Pad them up, attach flotation devices and slowly pull them away — don’t, let them stay comfortable in a protected bubble. Let go of the hands, unbolt the training wheels and let them fall a bit. You survived it, so will they.
4. The difference between hurt and injured –
They will get hurt. Racing to apply first aid to every bump, bruise and scrape they get will do nothing to help them. Let them get up and come running, that alone I found was a great gauge of how hurt they really are. Blood doesn’t always need a Band Aid. Sometimes a wipe and a kiss, a rinse and a hug is all it takes to send them back out to play. Teach a little toughness — I know, I know, easier said than done. I had to really learn to hold myself back, but in the end I found that my girls were better off
5. Look carefully at the toys you buy –
There is a line of popular girl toys that I shall not name here — they appear in books, DVD’s, games, etc. — and are similar to the iconic blonde plastic doll who lives in a dream house, except this line is dressed like cheap hookers. I strongly dislike that image for my daughters and strenuously avoid that line of toys. Also, keep an eye on the composition of the toy — are you cool with sand, putty, ink, dough or clay being mashed up in your new couch or carpet? Think twice my friends. Go back and read my Christmas article for my personal horror story with toys.
6. Borrow that mask first time dads –

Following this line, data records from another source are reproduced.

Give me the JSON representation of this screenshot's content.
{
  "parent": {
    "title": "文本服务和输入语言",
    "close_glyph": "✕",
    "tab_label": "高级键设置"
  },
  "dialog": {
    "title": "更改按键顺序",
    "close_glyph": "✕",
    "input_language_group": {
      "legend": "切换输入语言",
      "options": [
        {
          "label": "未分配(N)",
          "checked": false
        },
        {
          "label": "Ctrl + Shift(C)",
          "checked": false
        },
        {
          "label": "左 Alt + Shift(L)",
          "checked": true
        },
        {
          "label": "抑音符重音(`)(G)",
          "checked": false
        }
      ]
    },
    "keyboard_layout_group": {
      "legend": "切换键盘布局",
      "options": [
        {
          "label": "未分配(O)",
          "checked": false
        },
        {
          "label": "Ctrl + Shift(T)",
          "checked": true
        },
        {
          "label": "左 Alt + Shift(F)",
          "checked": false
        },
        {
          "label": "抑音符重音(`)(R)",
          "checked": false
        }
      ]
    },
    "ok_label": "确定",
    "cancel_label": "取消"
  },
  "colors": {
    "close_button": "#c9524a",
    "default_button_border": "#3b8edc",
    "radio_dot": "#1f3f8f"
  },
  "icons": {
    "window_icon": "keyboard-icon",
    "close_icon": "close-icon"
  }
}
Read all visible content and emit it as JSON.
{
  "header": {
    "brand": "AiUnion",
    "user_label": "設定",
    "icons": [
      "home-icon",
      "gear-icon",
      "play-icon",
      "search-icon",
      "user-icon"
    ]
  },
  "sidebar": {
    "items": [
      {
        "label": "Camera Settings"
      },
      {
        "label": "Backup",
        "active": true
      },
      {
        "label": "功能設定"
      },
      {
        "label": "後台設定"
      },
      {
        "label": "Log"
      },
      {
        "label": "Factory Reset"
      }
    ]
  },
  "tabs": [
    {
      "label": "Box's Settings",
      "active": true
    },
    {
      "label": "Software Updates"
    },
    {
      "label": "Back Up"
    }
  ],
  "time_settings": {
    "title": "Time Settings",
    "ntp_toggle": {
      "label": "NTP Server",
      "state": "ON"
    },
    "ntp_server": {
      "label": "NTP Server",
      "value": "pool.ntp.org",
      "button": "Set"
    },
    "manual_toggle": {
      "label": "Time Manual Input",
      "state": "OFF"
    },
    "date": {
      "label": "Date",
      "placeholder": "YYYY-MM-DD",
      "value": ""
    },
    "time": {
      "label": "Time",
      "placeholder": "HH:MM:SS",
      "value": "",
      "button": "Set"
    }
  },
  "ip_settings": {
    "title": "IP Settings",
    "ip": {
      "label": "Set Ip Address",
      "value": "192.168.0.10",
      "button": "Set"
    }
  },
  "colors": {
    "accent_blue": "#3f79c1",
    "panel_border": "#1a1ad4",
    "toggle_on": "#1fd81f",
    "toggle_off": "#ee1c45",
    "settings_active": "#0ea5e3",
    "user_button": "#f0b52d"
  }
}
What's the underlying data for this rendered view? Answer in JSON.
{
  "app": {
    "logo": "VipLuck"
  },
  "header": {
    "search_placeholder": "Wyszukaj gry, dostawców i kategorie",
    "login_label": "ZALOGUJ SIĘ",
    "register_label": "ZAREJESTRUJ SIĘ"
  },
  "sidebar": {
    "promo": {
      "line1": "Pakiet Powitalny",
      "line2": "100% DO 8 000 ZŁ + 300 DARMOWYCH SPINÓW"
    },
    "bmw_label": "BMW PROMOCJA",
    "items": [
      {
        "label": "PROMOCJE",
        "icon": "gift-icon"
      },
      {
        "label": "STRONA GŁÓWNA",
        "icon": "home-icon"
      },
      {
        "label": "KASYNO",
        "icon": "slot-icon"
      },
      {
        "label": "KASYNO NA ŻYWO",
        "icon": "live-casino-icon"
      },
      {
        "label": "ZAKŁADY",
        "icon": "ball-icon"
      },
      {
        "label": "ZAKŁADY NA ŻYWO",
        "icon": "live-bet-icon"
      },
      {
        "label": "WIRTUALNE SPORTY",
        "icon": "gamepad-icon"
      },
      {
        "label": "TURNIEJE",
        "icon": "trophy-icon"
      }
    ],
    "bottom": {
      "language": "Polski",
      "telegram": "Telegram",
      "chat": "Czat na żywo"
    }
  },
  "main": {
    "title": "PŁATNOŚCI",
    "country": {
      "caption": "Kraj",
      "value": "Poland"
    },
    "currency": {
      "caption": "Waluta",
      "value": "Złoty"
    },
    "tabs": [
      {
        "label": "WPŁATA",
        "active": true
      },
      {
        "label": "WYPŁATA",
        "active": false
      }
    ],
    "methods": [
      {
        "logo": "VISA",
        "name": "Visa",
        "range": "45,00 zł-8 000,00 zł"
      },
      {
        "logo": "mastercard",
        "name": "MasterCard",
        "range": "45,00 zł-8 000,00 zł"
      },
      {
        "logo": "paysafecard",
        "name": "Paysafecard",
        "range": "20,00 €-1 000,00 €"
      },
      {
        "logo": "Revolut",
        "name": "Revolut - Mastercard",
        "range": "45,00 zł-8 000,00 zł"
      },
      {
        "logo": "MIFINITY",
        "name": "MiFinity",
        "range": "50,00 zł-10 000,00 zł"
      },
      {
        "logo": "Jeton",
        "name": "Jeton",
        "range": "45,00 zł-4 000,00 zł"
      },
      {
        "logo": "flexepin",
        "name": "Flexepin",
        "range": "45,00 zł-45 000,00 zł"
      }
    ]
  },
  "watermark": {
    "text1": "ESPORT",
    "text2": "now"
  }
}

At some point in the labor process, that helpful gas mask they start your baby’s mother off with becomes like putting a Band Aid on a bullet wound. At that point, a nervous father may benefit more from a couple calming breaths from the mask — Heck, I sure as Hell did. Don’t get grabby or overuse it, just a breath or two will help. Also, the medical staff may not be on board here, so be stealthy and respectful. Honestly it was the best pre-birthing advice I received.
7. Sometimes the shower is better than the wipes –
Those little tummies can be just as volatile as our large ones. When those wee bellies explode, it is just be easier to rinse them off in the shower. Save yourself the time and hassle and just hose your child off.
8. Watch out… they are ninjas –
Those toddlers are sneaky and clever — they aren’t just quick, they’re sudden. Placing things up high will eventually back fire as they drag chairs, climb drawers and scale shelves to get what they want. Sleeping? You’ll wake up with bed guests. Need a bathroom break? Watch out for those little fingers under the door and hope they don’t figure out how to pick the lock. For those few glorious minutes of alone time are doomed, until they discover the door may be for their protection as much as anything else. Think you’re enjoying the Walking Dead in peace and quiet… turn around and get ready to try and explain TV makeup.
9. Prepare thy self for the growth –
Are they eating everything in sight? Devouring the contents of the fridge like a biblical plague of locusts? Hope you didn’t just drop a bunch of money on shoes and clothes, as they are about to be too small. Beware: that brand-new gear you bought will most likely not fit by the time the season ends.
10. NO ONE KNOWS WHAT THEY ARE DOING –
We all make this shit up as we go along. In fact, most of us rely on how we were raised and what ‘experts’ say. Don’t ‘fad jump’ on how to raise the kids, ease up on the micro-managing of a child’s time, teach right and wrong, the golden rule and realize that you will mess up, that’s ok. No parent was ever perfect. Sure you may get a better handle on it as you have more kids, but each kid is different and you will never have all the correct answers and methods. The vast majority of parents do a good job, it’s the ones that don’t who get all the press and accolades. You don’t see every parent out there on the news or in the paper right? Relax, you’re doing a great job too daddy!
Did I miss anything? If you have some more wisdom to add to the list, please let us know below!